Blog

Why Workplace Stress is Bad for Business – and How You Can Manage It

By November 30, 2020 No Comments

In any normal year, a variety of factors can contribute to stress in the workplace: long working hours, excessive workload, harassment and/or conflict, and a lack of positive recognition – being just a few of the more common ones. In 2020, our stress levels have been exacerbated by the restrictions and restructuring that COVID-19 has inflicted on our workplaces.

Stress in the workplace can have a negative impact on both people and profit: absenteeism, staff retention, mental health problems, decreased productivity and an unsafe workplace are all problems that can all arise from failing to successfully manage and mitigate workplace stress.

The good news is that there are some relatively simple measures you can put in place to minimise stress in your workplace – for yourself and for your team.

NSPR asked our client, wellness expert Rachel Grunwell for a few pointers.

Start at the top

Rachel acknowledges that although employees can’t be forced to take healthier measures, creating workplace environments that support healthy, happy people is a great place to start. How a company treats its employees, and those employees’ perception of how well they are treated, are key to its success, especially if you look beyond the quarterly figures.

The 2019 Workplace Wellness Report by Southern Cross Health Society in conjunction with Business New Zealand, which surveyed 121,000 workers across all industries, found that the single greatest cause of workplace stress is excessive workload. If you or your employees are regularly working long hours, or if workload is a recurring issue, it’s time to look at how this can be alleviated.

Little Things

Taking a meeting outdoors, providing access to free fruit, or allowing pets to come to work are not always practical, but if these options work for you, why not give them a go?

Mindfulness, meditation and breathing can be used separately or together to help manage stress. Rachel puts learning mindfulness at the top of her list of tools for managing stress because it can help you to process your emotions in a calmer, wiser way and teach you to respond to stress more effectively.

When stress threatens to overwhelm you, try stepping away from your desk, finding a quiet corner and doing some box breathing: breathe in for four counts, hold for four, breathe out for four and hold for four before repeating at least three times. It won’t remove the source of your stress, but it should help to clear your mind, relax your body and restore your focus.

Seek Help

Ensure that everyone has access to someone who can help with issues related to stress (if you work for yourself, this could be a mentor, a friend or your GP). There are also some excellent online resources available, starting with Rachel’s excellent blog about workplace happiness. Health Navigator is another great source of information – it’s designed as a one-stop source of information on health and self-care.

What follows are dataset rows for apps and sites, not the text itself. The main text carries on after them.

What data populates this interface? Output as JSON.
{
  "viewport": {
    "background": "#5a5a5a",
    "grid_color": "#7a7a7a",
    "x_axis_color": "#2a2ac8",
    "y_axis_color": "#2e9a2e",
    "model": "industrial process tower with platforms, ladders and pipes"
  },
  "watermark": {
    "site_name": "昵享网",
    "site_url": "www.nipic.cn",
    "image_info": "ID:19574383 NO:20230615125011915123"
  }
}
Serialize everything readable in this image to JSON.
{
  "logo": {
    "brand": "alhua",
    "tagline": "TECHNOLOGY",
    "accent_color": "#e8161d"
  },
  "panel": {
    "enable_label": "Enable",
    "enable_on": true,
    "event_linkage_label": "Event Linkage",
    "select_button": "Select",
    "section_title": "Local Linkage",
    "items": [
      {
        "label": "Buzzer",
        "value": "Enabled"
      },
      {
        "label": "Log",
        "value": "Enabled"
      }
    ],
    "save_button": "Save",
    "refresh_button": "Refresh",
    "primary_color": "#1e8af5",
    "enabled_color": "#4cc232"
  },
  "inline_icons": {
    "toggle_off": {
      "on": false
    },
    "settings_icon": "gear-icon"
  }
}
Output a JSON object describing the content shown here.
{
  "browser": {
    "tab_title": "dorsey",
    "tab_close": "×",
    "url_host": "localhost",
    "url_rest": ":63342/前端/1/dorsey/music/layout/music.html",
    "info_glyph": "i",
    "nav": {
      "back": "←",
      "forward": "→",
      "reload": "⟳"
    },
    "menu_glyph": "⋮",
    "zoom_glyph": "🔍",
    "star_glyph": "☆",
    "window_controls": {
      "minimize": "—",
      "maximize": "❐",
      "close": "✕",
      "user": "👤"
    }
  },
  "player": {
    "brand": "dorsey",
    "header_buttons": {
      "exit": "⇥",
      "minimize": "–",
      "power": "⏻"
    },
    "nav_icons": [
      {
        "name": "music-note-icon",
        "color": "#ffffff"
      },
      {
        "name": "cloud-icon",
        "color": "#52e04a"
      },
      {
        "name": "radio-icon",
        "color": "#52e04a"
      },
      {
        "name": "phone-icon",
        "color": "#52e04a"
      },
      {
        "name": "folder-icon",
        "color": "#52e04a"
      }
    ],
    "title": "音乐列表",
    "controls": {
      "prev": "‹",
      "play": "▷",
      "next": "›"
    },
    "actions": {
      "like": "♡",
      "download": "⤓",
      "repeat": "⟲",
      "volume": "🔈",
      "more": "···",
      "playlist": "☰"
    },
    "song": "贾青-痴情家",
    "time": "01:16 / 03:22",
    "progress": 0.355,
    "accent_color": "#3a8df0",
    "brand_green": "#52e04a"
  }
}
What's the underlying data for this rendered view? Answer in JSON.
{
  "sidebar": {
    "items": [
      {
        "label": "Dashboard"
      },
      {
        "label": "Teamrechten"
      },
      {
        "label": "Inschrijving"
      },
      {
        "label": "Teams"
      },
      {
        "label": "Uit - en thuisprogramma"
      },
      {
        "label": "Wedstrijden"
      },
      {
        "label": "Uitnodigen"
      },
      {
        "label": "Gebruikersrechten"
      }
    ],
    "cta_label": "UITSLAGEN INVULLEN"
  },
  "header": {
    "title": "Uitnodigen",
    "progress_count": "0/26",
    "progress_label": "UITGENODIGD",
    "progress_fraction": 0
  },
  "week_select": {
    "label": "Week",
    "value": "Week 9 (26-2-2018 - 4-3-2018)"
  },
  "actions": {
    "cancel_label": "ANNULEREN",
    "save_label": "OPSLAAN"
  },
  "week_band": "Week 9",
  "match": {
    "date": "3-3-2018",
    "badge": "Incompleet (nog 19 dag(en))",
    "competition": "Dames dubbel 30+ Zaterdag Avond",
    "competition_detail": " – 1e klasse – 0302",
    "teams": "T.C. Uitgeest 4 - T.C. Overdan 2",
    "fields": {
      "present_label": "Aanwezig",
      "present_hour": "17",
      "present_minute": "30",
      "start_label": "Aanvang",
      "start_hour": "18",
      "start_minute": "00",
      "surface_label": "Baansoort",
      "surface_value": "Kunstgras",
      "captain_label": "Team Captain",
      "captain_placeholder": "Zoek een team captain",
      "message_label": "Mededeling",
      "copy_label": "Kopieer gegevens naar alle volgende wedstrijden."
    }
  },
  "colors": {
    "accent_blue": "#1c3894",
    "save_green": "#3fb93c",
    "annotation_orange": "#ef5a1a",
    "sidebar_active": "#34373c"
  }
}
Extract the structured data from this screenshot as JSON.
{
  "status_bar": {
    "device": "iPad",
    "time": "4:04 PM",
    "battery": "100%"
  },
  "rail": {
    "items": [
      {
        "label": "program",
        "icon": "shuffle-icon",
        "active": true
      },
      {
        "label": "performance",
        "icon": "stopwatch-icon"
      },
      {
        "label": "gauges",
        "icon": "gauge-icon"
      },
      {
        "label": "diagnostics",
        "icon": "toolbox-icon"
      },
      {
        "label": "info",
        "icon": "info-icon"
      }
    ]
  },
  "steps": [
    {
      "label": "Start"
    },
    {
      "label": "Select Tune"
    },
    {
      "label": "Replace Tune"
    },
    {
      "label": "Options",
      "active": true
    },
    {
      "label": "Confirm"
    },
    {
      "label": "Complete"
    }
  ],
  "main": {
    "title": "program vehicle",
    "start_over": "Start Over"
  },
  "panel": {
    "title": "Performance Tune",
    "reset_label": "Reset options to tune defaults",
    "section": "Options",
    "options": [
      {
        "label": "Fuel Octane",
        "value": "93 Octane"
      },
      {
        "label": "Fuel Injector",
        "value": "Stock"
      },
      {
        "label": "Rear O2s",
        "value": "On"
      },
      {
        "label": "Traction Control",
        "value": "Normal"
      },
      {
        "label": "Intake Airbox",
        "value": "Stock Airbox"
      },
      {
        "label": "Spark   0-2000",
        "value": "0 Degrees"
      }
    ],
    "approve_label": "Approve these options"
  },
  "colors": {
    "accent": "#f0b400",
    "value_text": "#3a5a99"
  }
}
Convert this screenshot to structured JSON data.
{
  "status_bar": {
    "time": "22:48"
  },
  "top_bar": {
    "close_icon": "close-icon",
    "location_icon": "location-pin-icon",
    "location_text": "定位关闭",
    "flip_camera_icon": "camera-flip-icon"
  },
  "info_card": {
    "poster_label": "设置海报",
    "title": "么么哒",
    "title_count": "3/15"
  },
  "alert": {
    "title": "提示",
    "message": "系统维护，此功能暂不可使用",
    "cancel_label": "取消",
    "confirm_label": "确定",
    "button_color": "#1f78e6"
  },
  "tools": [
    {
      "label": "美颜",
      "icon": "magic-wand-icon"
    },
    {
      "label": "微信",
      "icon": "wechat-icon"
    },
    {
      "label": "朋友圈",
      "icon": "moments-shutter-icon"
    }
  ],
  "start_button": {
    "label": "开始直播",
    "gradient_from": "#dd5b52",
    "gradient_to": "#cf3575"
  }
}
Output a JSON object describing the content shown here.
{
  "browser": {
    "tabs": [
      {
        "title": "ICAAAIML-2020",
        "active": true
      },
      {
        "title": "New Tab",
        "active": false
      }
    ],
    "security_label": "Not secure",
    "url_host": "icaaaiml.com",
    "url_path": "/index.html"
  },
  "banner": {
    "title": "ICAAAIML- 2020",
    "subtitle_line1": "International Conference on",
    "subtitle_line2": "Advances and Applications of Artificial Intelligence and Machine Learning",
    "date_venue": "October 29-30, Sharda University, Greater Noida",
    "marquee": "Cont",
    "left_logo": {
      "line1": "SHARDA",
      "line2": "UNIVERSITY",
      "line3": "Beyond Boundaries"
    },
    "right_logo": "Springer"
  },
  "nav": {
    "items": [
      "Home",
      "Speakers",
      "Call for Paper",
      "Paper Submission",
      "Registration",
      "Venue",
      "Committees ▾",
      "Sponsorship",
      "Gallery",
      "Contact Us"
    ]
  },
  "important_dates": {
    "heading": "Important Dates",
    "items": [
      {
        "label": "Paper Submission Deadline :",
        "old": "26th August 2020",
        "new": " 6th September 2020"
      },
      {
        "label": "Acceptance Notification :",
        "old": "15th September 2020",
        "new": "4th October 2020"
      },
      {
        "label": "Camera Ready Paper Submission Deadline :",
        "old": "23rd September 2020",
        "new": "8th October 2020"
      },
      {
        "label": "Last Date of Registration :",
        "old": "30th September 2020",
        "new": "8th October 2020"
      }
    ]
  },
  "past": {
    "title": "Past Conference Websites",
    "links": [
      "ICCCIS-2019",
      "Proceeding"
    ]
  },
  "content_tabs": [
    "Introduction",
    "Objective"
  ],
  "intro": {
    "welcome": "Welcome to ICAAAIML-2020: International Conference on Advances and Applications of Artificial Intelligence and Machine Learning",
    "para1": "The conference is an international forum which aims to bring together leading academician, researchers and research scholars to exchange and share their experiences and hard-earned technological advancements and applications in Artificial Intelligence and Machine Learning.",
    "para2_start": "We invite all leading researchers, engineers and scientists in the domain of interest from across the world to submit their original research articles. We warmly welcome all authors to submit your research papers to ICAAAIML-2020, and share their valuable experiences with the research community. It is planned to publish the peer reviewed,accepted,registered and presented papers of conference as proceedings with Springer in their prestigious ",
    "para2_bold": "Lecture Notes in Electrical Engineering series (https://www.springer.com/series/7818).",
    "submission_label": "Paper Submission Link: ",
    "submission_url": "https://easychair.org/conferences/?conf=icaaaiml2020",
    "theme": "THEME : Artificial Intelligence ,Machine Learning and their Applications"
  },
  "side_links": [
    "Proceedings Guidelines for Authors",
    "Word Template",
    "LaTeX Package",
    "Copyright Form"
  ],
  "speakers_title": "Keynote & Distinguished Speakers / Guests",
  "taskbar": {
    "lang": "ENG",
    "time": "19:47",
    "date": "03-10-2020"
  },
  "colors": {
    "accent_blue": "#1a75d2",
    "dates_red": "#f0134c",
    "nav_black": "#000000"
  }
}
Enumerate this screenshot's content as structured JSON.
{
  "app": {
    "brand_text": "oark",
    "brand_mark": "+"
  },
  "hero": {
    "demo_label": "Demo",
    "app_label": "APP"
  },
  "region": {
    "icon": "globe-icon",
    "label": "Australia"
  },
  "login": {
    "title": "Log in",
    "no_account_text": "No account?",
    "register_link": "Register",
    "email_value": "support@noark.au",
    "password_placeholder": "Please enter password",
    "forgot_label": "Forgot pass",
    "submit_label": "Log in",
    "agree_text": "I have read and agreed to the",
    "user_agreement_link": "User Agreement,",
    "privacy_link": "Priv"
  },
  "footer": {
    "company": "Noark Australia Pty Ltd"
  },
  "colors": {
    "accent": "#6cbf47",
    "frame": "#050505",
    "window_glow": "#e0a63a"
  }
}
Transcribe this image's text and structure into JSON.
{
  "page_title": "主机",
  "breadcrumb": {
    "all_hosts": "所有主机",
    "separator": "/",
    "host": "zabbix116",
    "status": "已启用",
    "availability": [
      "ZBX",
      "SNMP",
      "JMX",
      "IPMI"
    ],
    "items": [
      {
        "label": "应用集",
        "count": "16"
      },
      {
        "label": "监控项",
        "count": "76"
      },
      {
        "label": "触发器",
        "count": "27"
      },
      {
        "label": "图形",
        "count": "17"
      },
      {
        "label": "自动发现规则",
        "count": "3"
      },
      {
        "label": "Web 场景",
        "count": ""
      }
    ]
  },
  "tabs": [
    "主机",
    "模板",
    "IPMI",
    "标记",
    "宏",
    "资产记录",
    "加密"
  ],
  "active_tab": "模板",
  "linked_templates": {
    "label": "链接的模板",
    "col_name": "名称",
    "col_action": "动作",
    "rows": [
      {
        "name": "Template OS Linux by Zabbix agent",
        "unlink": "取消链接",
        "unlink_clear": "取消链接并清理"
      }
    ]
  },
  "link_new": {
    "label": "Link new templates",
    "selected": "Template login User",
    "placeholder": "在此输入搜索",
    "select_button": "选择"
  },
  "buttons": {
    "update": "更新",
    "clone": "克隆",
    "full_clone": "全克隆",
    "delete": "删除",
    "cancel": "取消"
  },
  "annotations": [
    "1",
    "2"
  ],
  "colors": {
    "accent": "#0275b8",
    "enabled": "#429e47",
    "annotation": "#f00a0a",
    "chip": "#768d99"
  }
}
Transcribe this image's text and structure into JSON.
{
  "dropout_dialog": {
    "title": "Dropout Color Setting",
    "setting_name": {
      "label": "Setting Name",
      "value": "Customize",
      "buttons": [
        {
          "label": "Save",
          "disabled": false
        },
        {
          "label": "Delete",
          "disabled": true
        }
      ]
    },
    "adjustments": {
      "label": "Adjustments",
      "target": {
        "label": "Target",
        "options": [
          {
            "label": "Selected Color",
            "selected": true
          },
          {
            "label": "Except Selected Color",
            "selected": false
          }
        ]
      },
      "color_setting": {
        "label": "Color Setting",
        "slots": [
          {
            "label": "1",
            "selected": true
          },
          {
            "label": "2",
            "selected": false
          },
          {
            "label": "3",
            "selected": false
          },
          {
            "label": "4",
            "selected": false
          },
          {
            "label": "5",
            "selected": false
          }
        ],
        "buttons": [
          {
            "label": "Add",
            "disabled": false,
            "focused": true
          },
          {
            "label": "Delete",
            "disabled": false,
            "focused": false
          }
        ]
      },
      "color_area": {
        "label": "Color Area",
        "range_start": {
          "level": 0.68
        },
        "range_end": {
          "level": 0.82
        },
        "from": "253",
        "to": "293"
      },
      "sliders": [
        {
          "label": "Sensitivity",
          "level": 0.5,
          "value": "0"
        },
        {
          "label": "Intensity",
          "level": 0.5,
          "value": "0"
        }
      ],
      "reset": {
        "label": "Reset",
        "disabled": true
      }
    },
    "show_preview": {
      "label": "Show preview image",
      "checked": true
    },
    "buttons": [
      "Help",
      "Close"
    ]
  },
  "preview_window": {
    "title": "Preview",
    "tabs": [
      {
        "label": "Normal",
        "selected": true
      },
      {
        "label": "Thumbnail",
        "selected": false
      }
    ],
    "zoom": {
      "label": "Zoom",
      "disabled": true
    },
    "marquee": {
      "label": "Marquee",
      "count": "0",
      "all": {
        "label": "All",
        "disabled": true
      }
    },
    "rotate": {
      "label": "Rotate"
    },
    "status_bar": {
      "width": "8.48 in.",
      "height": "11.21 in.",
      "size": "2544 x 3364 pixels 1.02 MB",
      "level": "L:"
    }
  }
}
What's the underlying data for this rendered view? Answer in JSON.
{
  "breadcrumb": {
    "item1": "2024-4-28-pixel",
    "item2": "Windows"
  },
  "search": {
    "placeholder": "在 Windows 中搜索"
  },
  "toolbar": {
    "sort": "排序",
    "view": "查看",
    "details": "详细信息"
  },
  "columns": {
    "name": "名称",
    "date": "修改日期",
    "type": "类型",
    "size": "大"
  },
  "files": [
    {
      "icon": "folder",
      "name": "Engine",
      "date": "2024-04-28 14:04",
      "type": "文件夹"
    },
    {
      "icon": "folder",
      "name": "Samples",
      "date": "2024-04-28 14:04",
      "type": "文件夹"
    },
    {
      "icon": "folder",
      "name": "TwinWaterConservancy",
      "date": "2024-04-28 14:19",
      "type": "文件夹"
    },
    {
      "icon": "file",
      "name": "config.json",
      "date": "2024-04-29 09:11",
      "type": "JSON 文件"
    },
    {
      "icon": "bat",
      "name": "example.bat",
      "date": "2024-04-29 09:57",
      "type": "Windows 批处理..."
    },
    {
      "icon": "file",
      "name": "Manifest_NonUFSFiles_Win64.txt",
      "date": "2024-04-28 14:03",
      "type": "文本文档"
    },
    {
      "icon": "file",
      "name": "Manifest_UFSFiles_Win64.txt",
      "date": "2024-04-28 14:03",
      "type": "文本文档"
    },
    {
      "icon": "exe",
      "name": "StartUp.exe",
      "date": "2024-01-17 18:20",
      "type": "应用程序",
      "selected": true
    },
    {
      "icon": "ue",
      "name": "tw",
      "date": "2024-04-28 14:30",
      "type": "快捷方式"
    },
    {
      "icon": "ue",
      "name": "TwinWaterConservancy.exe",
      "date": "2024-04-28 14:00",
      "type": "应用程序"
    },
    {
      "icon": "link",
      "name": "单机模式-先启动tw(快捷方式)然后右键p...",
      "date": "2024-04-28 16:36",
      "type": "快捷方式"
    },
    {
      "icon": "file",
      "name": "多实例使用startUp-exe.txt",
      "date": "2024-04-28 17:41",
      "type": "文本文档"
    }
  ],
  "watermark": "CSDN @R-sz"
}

In any normal year, a variety of factors can contribute to stress in the workplace: long working hours, excessive workload, harassment and/or conflict, and a lack of positive recognition – being just a few of the more common ones. In 2020, our stress levels have been exacerbated by the restrictions and restructuring that COVID-19 has inflicted on our workplaces.

Stress in the workplace can have a negative impact on both people and profit: absenteeism, staff retention, mental health problems, decreased productivity and an unsafe workplace are all problems that can all arise from failing to successfully manage and mitigate workplace stress.

The good news is that there are some relatively simple measures you can put in place to minimise stress in your workplace – for yourself and for your team.

NSPR asked our client, wellness guru Rachel Grunwell for a few pointers.

Start at the top

Rachel acknowledges that although employees can’t be forced to take healthier measures, creating workplace environments that support healthy, happy people is a great place to start. How a company treats its employees, and those employees’ perception of how well they are treated, are key to its success, especially if you look beyond the quarterly figures.

The 2019 Workplace Wellness Report by Southern Cross Health Society in conjunction with Business New Zealand, which surveyed 121,000 workers across all industries, found that the single greatest cause of workplace stress is excessive workload. If you or your employees are regularly working long hours, or if workload is a recurring issue, it’s time to look at how this can be alleviated.

Little Things

Taking a meeting outdoors, providing access to free fruit, or allowing pets to come to work are not always practical, but if these options work for you, why not give them a go?

Mindfulness, meditation and breathing can be used separately or together to help manage stress. Rachel puts learning mindfulness at the top of her list of tools for managing stress because it can help you to process your emotions in a calmer, wiser way and teach you to respond to stress more effectively.

When stress threatens to overwhelm you, try stepping away from your desk, finding a quiet corner and doing some box breathing: breathe in for four counts, hold for four, breathe out for four and hold for four before repeating at least three times. It won’t remove the source of your stress, but it should help to clear your mind, relax your body and restore your focus.

Seek Help

Ensure that everyone has access to someone who can help with issues related to stress (if you work for yourself, this could be a mentor, a friend or your GP). There are also some excellent online resources available, starting with Rachel’s excellent blog about workplace happiness. Health Navigator is another great source of information – it’s designed as a one-stop source of information on health and self-care.